The one complaint with a Patent is that you must use the same bet amount for all seven bets. Unfortunately, this means that you can’t implement your own preferred betting strategy. For instance, you might want to put a more significant stake in the singles and doubles as they have better chances of winning but allocate a lower amount for the treble, which has greater odds.
What sports can you place a Paten bet on?
A patent bet can be placed on any sport with accessible betting markets, such as football, horse racing, ice hockey, and table tennis. In addition, it is possible to combine these selections for a patent bet.
However, there may be cases where certain markets cannot be mixed, making the patent option unavailable for three selections on the slip due to incompatibility.
A Patent is made from three different selections involving seven bets. It has three singles and doubles and one treble. This type of bet is popular among sports betting lovers due to its higher chance of providing a return by including singles, as opposed to standard accumulators.
While it may be tempting to place bets impulsively, staying within your knowledge area, avoiding unknown variables, and not recklessly chasing losses is advisable.
A patent bet is a multiple coverage bet built from three selections, so adding short-priced favorites into a patent might not be beneficial.
How Does a Patent Bet Work?
This type of bet works by covering three different selections, with a total of seven bets – three singles, three doubles, and one treble, meaning you effectively support your selections in every possible combination. So if only one of your selections wins, you will still get a return.
How Do I Place a Patent Bet?
You must select three different bets or outcomes. You must then choose the “patent” option on your slip and enter your stake. The cost of the stake will depend on the number of bets and individual bets you are making.
Is Patent Bet Worth It?
If you have picked selections in different events and you fancy each to win, this bet type is a straightforward way to include multiples that ensure a significant return if two or three of your selections win.
How Do I Calculate a Patent Bet?

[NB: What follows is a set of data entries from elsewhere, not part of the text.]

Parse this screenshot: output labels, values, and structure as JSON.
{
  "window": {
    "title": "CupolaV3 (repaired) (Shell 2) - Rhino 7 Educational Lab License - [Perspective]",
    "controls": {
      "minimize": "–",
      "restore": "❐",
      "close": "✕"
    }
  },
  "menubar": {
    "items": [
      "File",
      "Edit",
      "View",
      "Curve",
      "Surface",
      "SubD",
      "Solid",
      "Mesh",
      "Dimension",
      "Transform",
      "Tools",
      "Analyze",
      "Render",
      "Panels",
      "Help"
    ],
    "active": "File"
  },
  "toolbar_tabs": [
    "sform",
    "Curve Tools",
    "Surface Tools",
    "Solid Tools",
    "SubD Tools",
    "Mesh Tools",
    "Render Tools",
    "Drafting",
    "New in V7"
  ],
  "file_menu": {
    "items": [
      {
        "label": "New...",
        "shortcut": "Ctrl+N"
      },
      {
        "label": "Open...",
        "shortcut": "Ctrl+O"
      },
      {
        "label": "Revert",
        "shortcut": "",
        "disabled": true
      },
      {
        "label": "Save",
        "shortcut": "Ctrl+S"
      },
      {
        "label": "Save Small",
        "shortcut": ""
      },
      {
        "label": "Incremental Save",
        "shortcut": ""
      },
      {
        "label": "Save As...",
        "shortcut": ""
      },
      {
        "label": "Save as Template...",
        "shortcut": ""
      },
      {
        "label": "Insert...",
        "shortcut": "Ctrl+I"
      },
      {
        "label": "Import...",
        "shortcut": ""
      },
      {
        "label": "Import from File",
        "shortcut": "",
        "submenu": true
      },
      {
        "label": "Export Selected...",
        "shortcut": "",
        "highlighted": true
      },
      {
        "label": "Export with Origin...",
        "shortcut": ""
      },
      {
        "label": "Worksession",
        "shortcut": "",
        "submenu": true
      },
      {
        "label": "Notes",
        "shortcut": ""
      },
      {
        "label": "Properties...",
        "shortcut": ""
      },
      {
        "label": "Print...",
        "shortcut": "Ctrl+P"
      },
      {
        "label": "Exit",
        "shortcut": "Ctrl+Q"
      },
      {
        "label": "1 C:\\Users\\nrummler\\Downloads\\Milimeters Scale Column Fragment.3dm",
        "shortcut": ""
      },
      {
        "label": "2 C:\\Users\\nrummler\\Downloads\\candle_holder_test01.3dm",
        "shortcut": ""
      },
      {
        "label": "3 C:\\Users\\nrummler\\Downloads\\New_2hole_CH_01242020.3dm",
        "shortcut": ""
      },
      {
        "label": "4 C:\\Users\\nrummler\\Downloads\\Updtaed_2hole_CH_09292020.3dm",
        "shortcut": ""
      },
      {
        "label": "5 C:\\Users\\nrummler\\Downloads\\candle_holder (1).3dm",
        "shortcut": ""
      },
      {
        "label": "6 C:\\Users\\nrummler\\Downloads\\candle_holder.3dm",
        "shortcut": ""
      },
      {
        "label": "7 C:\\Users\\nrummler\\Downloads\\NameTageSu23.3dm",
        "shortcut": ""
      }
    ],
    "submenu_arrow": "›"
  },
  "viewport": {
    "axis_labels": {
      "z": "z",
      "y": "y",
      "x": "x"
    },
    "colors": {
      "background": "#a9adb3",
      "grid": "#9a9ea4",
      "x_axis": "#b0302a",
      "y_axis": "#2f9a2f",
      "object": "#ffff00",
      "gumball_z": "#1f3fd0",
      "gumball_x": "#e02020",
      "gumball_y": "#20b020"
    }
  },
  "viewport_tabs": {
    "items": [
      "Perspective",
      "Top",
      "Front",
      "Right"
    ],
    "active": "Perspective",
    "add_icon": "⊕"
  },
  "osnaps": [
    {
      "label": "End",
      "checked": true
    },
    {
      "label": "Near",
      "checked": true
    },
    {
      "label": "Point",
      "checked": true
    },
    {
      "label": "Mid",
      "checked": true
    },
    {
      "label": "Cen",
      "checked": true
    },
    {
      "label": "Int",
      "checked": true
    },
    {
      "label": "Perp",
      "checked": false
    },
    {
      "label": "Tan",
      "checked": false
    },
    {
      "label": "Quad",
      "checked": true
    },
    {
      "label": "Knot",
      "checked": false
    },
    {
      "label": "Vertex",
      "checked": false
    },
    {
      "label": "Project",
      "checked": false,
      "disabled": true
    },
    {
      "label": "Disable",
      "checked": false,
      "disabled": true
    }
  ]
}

You can use a patent bet calculator, which you can find online. Simply enter your selections and stake; the calculator will tell you the potential returns and profits.
Can I Place an Each-Way Patent Bet?
Yes. This means that you are effectively placing two patent bets. One is for your three selections to win, and the other is for your selections to place.